After exploring the delights of Nootka Sound, which included visiting the historic Friendly Cove where we saw the most beautiful First Nation totem poles I have ever seen, we rounded Esperanza Point and saw the Esperanza light house which was the only part of North America to experience WWII first hand.
In the morning of June 20, 1942 a Japanese submarine surfaced off the point and proceeded to hurl 25 missiles at the lighthouse and then they left. Each one missed the light house, leaving the light house nervous but un hurt. After the war, the captain of the submarine was delicately asked ‘WTF?’ to which he responded that the target hadn’t actually been the light house. This maybe a plausible story if the lighthouse was in the middle of a city…or even a village…Let’s just say that there isn’t a lot of other ‘targets’ to throw missiles at on Estevan Point.
Regardless, we rounded the point under spinnaker (yippee!) and sailed into Hesquiat Bay on the hunt for Cougar Annie…or at least the gardens of Cougar Annie.
If you don’t know who Cougar Annie is, don’t look to me for historical fact. Let’s just say that my version of the Coles Notes version is that she came to the wilderness with her first husband in 1915 to escape his opium addiction. She lived there till 1985, running through a number of husbands over that period of time, replacing them as they passed away by advertising in the paper for the next.
As a pioneer she was as wily as they come. Despite having a troop of children, she set up a post office, and sold mail order plant seeds for nearly nothing in order to keep enough mail going through the office so it remained legit. She ran a general store, and as there was a bounty on cougars she made a profit on shooting them too. In her spare time, she turned the rain forest to a beautiful garden which she sold to her friend Peter Buckland who has been the custodian ever since.
We wanted to see it.
All we had was a couple of 10 year old maps that gave us a vague idea of the location, and a lot of enthusiasm.
It turned out we needed the enthusiasm because the rainforest had long since taken back the beginning of the trail and the rest of the trail was a near vertical scramble up a cliff face hanging on to roots and stumps to reach an old logging road, home to gajillions* of mosquitos. Once on logging road we walked for 20 minutes before reaching the gardens, finding Peter’s home and discovering we could have taken a 10 minute row to the same spot.
Peter, is a very patient and kind man. Tours are by appointment only. We had not made an appointment.
He had just finished giving a 3 hour tour and was taking a needed rest in his hammock before meeting another group that evening.
He looked at his hammock longingly, and then very generously agreed to give us an abbreviated tour.
Cougar Annie’s gardens are beautiful, it’s hard to appreciate just how much work goes from turning rain forest into garden, but lets just say there’s a grave yard full of husbands that may be testament to that.
What I didn’t appreciate till I got there, is that Peter worked on the property with Annie for 20 years. When she sold the property to him, he continued and still does to this day. When you visit you see both thumbprints on the place.
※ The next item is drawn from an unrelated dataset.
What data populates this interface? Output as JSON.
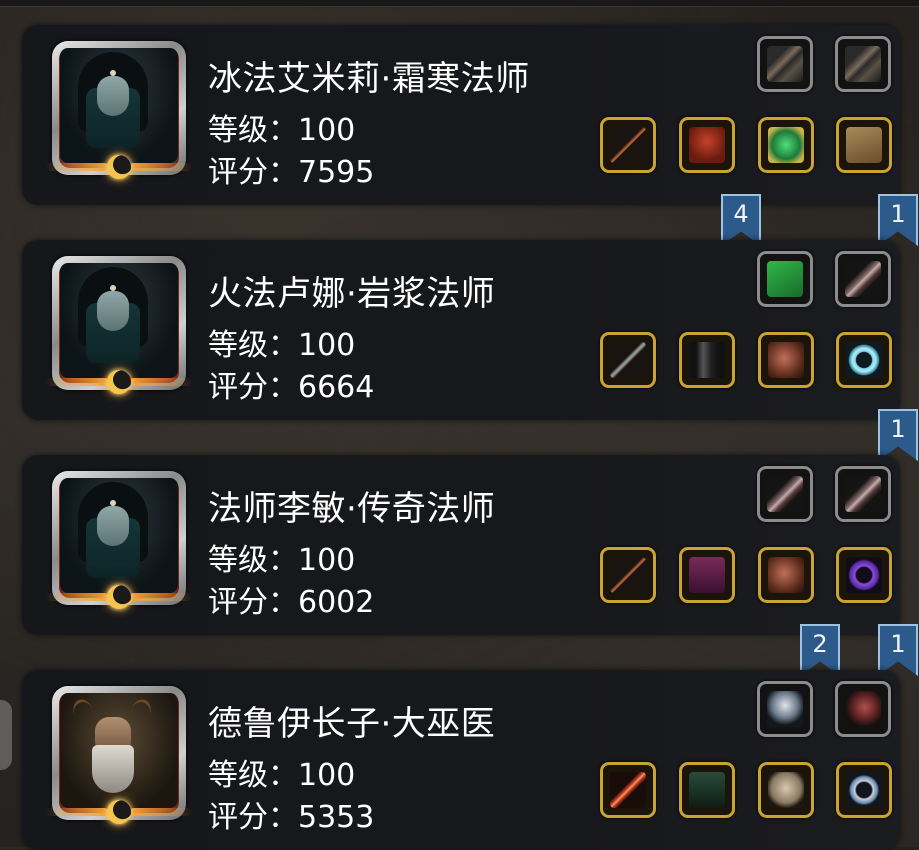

Peter has built an impressive interpretive centre and cabins high up in the woods so that groups can come to the wilderness and learn about the ecology and experience the rainforest. For a while they had boat tours to bring tourists in so that people could see the history of the place but there have been beaurocratic problems so as far as I can gather the whole place is in receivership and for sale. Currently, very few get to see this historic gem of BC’s past.
When I say ‘Peter built’ stuff there. You probably imagine, modern tools for construction. All that has been built there has been built without bulldozer, diggers, and complex power tools. Trees are felled when necessary and moved with simple machines like the use of pivots, pulleys and beach combed rollers. He has made intricate boardwalks out of hand split cedar planks. This garden is a labour of love and is testament to the smarts and wiles of a type of people who can apply intelligence and cunning to real world problems instead of following a cell phone around the place following it’s commands and orders.
The next morning, we watched two of Peter’s neighbours foraging for breakfast amongst the rocks on the low tide line. Time seems to slow here, it seems to be more about living your life as you want to rather than focusing on lofty future goals.
The history of humans living in Hesquiat Bay goes back millennia. Cougar Annie is just one layer of that history. When Peter finally moves on it won’t be long before the rainforest reclaims it as quickly as it had the trail we took to get there. There is a sense in that beautiful bay that every thing is just playing the waiting game. I hope that something can be worked out so that this small snapshot of frontier life can be preserved.
If you would like to know more about Cougar Annie’s life and the Boat Basin Foundation which maintains the gardens please visit them here. www.boatbasin.org
*not an estimate.